* _Available records_

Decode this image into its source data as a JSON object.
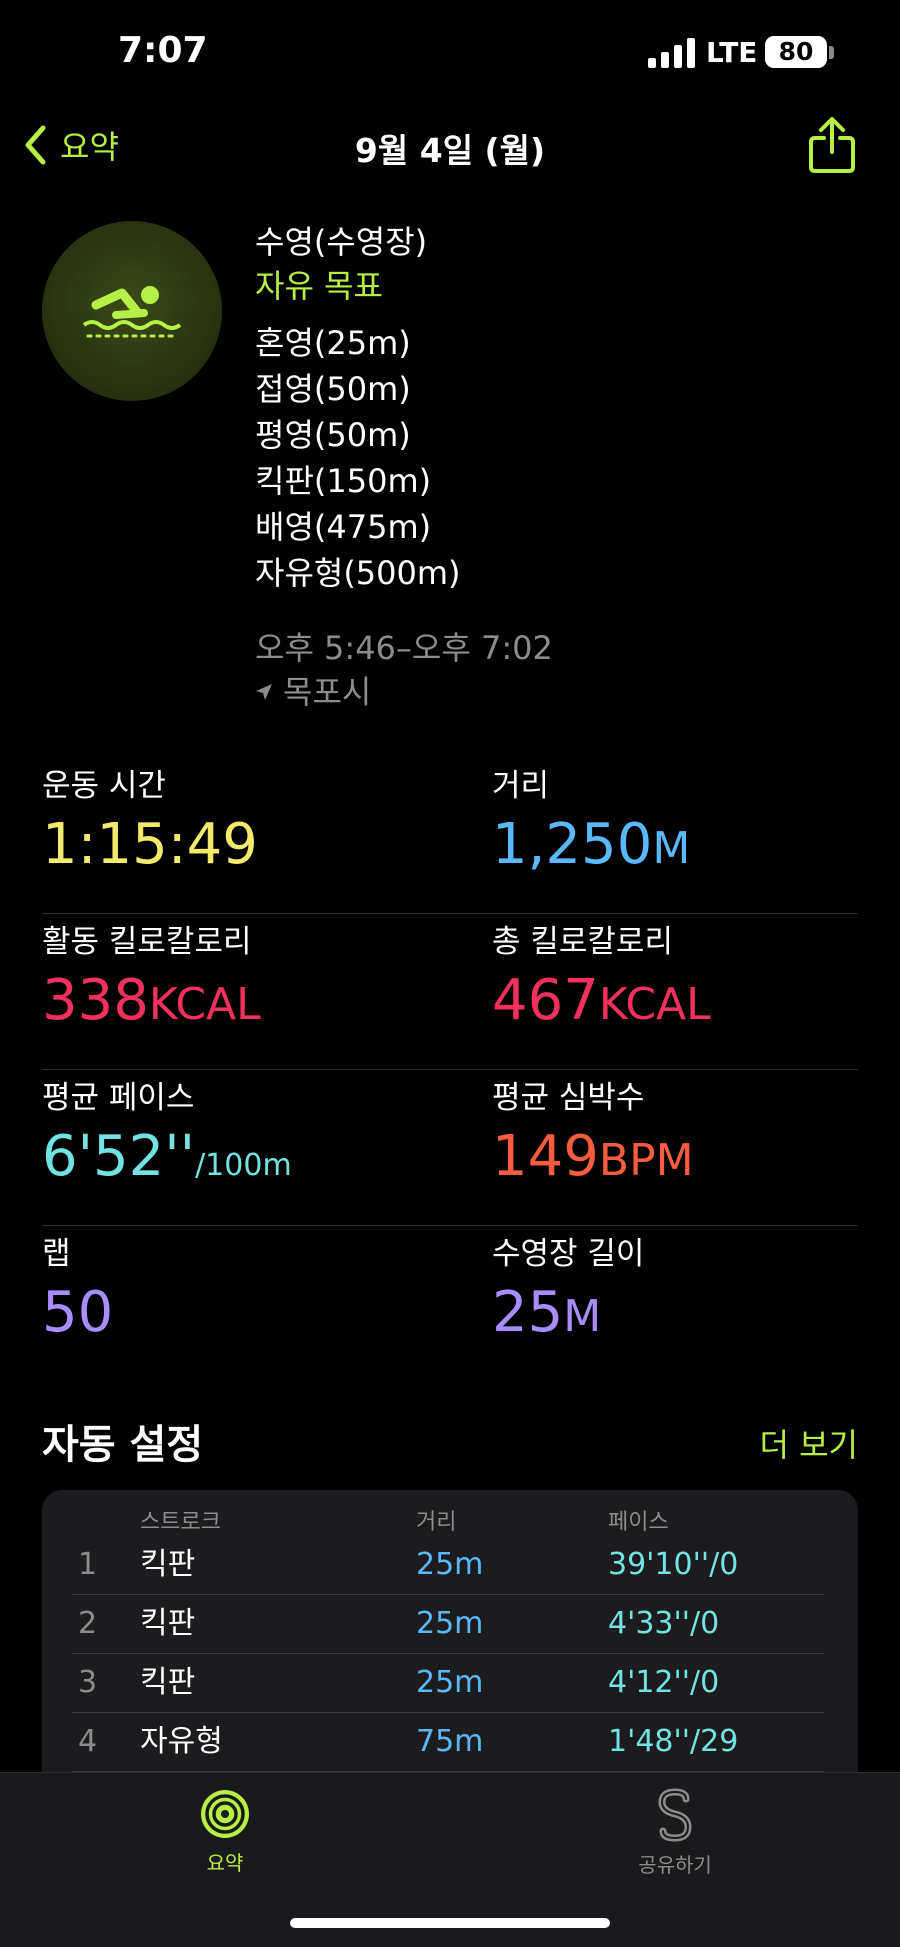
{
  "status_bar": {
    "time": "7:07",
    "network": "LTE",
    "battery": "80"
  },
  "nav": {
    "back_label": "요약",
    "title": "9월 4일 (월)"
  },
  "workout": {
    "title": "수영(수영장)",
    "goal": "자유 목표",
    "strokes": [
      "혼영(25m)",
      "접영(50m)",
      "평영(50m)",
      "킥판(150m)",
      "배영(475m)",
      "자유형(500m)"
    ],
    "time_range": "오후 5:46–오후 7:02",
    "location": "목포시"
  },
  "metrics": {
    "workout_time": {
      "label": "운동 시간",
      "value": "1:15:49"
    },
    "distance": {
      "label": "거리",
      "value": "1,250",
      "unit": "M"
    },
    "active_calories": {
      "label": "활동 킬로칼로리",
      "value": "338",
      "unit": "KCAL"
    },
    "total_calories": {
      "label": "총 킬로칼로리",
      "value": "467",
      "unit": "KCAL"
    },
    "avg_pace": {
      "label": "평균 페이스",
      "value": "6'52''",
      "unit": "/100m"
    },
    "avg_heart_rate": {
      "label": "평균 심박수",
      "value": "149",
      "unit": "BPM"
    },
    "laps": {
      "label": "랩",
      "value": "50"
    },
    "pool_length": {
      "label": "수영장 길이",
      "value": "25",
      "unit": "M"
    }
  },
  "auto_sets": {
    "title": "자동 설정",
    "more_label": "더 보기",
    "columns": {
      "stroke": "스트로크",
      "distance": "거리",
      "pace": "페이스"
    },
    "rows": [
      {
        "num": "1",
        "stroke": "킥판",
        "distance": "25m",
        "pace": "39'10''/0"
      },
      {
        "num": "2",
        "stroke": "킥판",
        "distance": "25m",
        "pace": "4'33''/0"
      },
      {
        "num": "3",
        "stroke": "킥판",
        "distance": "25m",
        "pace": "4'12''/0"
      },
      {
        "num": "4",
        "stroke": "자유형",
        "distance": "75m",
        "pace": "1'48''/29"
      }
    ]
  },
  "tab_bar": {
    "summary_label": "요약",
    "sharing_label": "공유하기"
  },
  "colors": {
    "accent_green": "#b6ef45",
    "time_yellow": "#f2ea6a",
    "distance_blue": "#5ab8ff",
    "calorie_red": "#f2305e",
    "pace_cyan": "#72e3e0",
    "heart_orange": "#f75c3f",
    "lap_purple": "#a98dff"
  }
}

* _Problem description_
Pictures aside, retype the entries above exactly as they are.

* _Your response_
Decode this image into its source data as a JSON object.
{
  "status_bar": {
    "time": "7:07",
    "network": "LTE",
    "battery": "80"
  },
  "nav": {
    "back_label": "요약",
    "title": "9월 4일 (월)"
  },
  "workout": {
    "title": "수영(수영장)",
    "goal": "자유 목표",
    "strokes": [
      "혼영(25m)",
      "접영(50m)",
      "평영(50m)",
      "킥판(150m)",
      "배영(475m)",
      "자유형(500m)"
    ],
    "time_range": "오후 5:46–오후 7:02",
    "location": "목포시"
  },
  "metrics": {
    "workout_time": {
      "label": "운동 시간",
      "value": "1:15:49"
    },
    "distance": {
      "label": "거리",
      "value": "1,250",
      "unit": "M"
    },
    "active_calories": {
      "label": "활동 킬로칼로리",
      "value": "338",
      "unit": "KCAL"
    },
    "total_calories": {
      "label": "총 킬로칼로리",
      "value": "467",
      "unit": "KCAL"
    },
    "avg_pace": {
      "label": "평균 페이스",
      "value": "6'52''",
      "unit": "/100m"
    },
    "avg_heart_rate": {
      "label": "평균 심박수",
      "value": "149",
      "unit": "BPM"
    },
    "laps": {
      "label": "랩",
      "value": "50"
    },
    "pool_length": {
      "label": "수영장 길이",
      "value": "25",
      "unit": "M"
    }
  },
  "auto_sets": {
    "title": "자동 설정",
    "more_label": "더 보기",
    "columns": {
      "stroke": "스트로크",
      "distance": "거리",
      "pace": "페이스"
    },
    "rows": [
      {
        "num": "1",
        "stroke": "킥판",
        "distance": "25m",
        "pace": "39'10''/0"
      },
      {
        "num": "2",
        "stroke": "킥판",
        "distance": "25m",
        "pace": "4'33''/0"
      },
      {
        "num": "3",
        "stroke": "킥판",
        "distance": "25m",
        "pace": "4'12''/0"
      },
      {
        "num": "4",
        "stroke": "자유형",
        "distance": "75m",
        "pace": "1'48''/29"
      }
    ]
  },
  "tab_bar": {
    "summary_label": "요약",
    "sharing_label": "공유하기"
  },
  "colors": {
    "accent_green": "#b6ef45",
    "time_yellow": "#f2ea6a",
    "distance_blue": "#5ab8ff",
    "calorie_red": "#f2305e",
    "pace_cyan": "#72e3e0",
    "heart_orange": "#f75c3f",
    "lap_purple": "#a98dff"
  }
}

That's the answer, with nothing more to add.